⟨

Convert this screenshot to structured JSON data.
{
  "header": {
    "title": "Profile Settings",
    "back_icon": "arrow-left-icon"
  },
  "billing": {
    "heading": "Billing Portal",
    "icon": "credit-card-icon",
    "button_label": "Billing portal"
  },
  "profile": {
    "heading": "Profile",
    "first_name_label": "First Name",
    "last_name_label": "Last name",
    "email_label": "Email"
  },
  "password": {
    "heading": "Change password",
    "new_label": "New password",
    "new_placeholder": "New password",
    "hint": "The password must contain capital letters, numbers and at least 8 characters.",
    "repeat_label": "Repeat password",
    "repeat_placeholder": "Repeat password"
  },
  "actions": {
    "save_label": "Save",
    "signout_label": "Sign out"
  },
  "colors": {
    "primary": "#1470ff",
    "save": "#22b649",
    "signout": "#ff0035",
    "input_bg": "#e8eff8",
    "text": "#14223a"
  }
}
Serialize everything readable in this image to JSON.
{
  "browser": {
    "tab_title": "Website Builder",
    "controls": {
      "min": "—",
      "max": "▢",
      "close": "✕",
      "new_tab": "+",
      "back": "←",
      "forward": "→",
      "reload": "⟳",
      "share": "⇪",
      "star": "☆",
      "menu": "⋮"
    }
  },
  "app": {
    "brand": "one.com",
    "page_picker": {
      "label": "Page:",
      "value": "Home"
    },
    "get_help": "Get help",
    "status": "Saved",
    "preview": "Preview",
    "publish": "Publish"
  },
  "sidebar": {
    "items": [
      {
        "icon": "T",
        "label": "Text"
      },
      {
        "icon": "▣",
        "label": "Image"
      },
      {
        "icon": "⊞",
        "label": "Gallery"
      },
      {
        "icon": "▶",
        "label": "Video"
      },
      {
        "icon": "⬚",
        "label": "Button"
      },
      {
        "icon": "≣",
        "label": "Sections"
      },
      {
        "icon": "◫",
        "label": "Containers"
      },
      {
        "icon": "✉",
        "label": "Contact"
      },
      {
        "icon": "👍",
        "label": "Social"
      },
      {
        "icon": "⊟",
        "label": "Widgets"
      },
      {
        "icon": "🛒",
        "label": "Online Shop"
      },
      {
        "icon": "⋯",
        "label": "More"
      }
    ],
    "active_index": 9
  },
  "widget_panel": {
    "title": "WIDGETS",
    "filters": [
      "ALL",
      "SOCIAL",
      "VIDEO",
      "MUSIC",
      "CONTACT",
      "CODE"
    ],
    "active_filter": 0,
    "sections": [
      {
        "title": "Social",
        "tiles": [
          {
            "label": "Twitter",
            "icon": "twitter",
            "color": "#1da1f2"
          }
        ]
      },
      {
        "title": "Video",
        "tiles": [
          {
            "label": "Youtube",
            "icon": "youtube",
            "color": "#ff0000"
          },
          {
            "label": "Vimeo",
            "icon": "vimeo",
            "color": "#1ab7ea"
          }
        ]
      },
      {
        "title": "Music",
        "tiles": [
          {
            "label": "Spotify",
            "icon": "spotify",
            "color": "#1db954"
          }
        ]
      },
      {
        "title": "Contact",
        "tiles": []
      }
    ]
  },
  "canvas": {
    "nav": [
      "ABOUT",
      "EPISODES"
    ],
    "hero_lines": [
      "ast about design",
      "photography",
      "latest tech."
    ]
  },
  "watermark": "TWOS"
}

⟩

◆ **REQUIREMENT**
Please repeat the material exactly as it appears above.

◆ **ANSWER TO THE EXERCISE**
Convert this screenshot to structured JSON data.
{
  "header": {
    "title": "Profile Settings",
    "back_icon": "arrow-left-icon"
  },
  "billing": {
    "heading": "Billing Portal",
    "icon": "credit-card-icon",
    "button_label": "Billing portal"
  },
  "profile": {
    "heading": "Profile",
    "first_name_label": "First Name",
    "last_name_label": "Last name",
    "email_label": "Email"
  },
  "password": {
    "heading": "Change password",
    "new_label": "New password",
    "new_placeholder": "New password",
    "hint": "The password must contain capital letters, numbers and at least 8 characters.",
    "repeat_label": "Repeat password",
    "repeat_placeholder": "Repeat password"
  },
  "actions": {
    "save_label": "Save",
    "signout_label": "Sign out"
  },
  "colors": {
    "primary": "#1470ff",
    "save": "#22b649",
    "signout": "#ff0035",
    "input_bg": "#e8eff8",
    "text": "#14223a"
  }
}
Serialize everything readable in this image to JSON.
{
  "browser": {
    "tab_title": "Website Builder",
    "controls": {
      "min": "—",
      "max": "▢",
      "close": "✕",
      "new_tab": "+",
      "back": "←",
      "forward": "→",
      "reload": "⟳",
      "share": "⇪",
      "star": "☆",
      "menu": "⋮"
    }
  },
  "app": {
    "brand": "one.com",
    "page_picker": {
      "label": "Page:",
      "value": "Home"
    },
    "get_help": "Get help",
    "status": "Saved",
    "preview": "Preview",
    "publish": "Publish"
  },
  "sidebar": {
    "items": [
      {
        "icon": "T",
        "label": "Text"
      },
      {
        "icon": "▣",
        "label": "Image"
      },
      {
        "icon": "⊞",
        "label": "Gallery"
      },
      {
        "icon": "▶",
        "label": "Video"
      },
      {
        "icon": "⬚",
        "label": "Button"
      },
      {
        "icon": "≣",
        "label": "Sections"
      },
      {
        "icon": "◫",
        "label": "Containers"
      },
      {
        "icon": "✉",
        "label": "Contact"
      },
      {
        "icon": "👍",
        "label": "Social"
      },
      {
        "icon": "⊟",
        "label": "Widgets"
      },
      {
        "icon": "🛒",
        "label": "Online Shop"
      },
      {
        "icon": "⋯",
        "label": "More"
      }
    ],
    "active_index": 9
  },
  "widget_panel": {
    "title": "WIDGETS",
    "filters": [
      "ALL",
      "SOCIAL",
      "VIDEO",
      "MUSIC",
      "CONTACT",
      "CODE"
    ],
    "active_filter": 0,
    "sections": [
      {
        "title": "Social",
        "tiles": [
          {
            "label": "Twitter",
            "icon": "twitter",
            "color": "#1da1f2"
          }
        ]
      },
      {
        "title": "Video",
        "tiles": [
          {
            "label": "Youtube",
            "icon": "youtube",
            "color": "#ff0000"
          },
          {
            "label": "Vimeo",
            "icon": "vimeo",
            "color": "#1ab7ea"
          }
        ]
      },
      {
        "title": "Music",
        "tiles": [
          {
            "label": "Spotify",
            "icon": "spotify",
            "color": "#1db954"
          }
        ]
      },
      {
        "title": "Contact",
        "tiles": []
      }
    ]
  },
  "canvas": {
    "nav": [
      "ABOUT",
      "EPISODES"
    ],
    "hero_lines": [
      "ast about design",
      "photography",
      "latest tech."
    ]
  },
  "watermark": "TWOS"
}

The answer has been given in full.